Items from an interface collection
= = = = = = =

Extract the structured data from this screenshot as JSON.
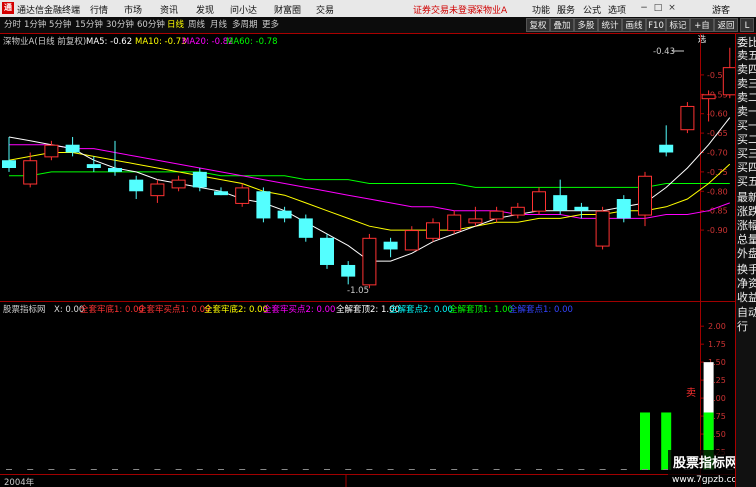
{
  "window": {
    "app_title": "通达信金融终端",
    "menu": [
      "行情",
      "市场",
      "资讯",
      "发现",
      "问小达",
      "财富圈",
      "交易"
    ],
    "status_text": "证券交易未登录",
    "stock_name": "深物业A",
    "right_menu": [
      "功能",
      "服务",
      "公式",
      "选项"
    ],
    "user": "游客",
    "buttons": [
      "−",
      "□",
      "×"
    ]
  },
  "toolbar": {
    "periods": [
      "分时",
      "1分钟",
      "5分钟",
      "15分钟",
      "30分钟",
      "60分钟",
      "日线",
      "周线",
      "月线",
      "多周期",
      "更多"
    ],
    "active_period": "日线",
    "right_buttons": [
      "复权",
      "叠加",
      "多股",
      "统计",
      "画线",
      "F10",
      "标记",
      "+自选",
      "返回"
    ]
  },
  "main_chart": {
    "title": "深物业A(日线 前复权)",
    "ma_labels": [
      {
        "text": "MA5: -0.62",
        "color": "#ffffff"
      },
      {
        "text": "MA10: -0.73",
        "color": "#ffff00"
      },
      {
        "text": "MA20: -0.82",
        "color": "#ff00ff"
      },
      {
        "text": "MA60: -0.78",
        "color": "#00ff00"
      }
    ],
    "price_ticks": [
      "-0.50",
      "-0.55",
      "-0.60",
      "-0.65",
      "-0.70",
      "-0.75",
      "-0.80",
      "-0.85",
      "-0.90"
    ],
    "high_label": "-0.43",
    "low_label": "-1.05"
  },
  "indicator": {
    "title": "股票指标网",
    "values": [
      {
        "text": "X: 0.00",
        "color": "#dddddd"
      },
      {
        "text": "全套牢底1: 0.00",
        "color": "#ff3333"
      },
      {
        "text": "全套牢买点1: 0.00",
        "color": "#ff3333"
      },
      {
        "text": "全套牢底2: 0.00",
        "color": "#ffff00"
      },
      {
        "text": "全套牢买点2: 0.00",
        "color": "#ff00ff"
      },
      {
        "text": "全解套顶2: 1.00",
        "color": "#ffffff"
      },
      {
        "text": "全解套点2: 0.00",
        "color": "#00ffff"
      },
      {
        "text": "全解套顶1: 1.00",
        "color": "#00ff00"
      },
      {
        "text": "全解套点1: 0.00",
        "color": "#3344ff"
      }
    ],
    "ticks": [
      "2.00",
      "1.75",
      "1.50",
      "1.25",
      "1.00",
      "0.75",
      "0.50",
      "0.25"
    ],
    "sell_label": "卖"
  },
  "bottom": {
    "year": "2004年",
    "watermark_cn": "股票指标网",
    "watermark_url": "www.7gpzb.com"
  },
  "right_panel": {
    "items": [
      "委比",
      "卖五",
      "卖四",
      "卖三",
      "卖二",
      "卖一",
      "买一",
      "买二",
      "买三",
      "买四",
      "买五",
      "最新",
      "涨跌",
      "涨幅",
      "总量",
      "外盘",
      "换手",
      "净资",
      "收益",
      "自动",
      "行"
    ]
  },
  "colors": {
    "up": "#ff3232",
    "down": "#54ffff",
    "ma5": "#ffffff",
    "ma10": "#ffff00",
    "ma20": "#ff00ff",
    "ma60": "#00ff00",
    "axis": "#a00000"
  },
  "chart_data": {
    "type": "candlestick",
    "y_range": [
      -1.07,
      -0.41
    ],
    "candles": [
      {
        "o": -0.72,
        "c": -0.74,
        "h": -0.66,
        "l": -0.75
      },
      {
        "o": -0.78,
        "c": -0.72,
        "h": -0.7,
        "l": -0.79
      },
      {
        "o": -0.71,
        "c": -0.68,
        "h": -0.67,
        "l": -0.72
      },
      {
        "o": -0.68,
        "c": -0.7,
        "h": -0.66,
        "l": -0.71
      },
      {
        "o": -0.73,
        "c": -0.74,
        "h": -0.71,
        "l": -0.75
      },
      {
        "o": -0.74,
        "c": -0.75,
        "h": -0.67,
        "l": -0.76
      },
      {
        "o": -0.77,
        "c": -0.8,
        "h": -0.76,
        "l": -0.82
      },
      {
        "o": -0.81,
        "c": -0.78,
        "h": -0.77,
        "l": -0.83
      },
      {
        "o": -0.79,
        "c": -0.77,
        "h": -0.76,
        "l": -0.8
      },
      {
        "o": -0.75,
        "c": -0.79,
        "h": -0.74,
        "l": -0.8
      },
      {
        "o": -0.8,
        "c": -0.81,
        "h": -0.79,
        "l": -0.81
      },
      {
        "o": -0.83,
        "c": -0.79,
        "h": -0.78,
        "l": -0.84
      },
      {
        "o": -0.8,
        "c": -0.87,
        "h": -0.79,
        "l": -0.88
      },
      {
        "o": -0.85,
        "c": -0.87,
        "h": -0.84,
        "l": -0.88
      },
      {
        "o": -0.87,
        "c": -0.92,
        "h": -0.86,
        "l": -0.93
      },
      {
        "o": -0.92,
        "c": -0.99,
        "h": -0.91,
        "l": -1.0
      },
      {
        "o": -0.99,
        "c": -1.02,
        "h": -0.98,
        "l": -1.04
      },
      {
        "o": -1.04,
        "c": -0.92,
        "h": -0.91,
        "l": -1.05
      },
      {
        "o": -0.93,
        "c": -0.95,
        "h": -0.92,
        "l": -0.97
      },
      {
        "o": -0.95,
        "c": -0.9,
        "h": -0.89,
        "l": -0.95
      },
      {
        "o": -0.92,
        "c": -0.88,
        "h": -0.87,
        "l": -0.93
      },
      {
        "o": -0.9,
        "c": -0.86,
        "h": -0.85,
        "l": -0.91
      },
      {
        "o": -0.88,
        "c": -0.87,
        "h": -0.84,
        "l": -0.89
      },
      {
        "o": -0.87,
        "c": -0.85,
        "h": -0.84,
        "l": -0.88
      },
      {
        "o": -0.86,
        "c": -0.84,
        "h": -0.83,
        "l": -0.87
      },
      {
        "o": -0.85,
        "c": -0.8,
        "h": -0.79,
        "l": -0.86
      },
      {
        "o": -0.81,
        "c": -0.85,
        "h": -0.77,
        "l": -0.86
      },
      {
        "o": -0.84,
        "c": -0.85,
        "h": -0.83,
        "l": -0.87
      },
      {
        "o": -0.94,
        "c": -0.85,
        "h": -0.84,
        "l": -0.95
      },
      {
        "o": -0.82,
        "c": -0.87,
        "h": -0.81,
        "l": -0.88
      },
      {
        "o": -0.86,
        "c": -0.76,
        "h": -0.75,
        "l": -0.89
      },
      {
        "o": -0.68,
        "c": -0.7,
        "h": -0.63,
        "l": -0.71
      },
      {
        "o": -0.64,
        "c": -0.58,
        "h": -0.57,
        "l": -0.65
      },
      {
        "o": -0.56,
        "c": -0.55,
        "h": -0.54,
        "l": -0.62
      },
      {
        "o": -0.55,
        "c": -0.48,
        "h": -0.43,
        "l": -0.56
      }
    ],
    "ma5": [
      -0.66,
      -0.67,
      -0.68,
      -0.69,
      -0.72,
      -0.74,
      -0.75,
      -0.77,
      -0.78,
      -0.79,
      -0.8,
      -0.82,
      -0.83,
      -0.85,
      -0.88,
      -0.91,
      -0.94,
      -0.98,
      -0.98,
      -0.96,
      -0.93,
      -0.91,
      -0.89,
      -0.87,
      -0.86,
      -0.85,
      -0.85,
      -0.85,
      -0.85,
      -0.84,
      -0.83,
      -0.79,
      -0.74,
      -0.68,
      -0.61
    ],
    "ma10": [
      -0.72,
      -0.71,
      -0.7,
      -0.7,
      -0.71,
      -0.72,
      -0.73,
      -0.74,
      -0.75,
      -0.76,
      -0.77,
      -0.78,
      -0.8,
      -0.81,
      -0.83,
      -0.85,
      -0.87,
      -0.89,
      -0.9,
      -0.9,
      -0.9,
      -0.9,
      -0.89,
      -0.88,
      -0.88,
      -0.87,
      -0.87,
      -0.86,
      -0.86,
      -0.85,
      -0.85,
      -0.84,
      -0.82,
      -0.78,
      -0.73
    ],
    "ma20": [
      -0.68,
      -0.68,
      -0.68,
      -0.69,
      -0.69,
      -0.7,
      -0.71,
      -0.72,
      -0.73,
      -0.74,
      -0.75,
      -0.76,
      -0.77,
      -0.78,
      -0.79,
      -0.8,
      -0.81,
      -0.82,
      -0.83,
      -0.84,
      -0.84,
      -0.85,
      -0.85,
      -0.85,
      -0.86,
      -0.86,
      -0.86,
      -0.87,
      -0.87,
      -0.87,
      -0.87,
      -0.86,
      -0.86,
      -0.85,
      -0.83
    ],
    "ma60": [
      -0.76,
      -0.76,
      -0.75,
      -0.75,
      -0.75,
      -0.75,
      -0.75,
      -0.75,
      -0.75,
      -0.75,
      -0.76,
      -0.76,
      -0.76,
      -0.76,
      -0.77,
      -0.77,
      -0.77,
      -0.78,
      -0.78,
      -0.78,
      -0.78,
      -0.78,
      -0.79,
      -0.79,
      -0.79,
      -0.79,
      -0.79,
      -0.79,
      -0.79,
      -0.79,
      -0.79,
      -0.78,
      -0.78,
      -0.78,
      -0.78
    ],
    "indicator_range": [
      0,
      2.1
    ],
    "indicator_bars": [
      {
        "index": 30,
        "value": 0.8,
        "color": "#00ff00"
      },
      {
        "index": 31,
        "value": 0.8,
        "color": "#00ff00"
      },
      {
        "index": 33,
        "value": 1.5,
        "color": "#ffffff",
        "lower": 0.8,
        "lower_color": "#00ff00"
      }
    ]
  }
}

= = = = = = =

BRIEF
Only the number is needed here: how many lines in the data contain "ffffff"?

RESPONSE AREA
4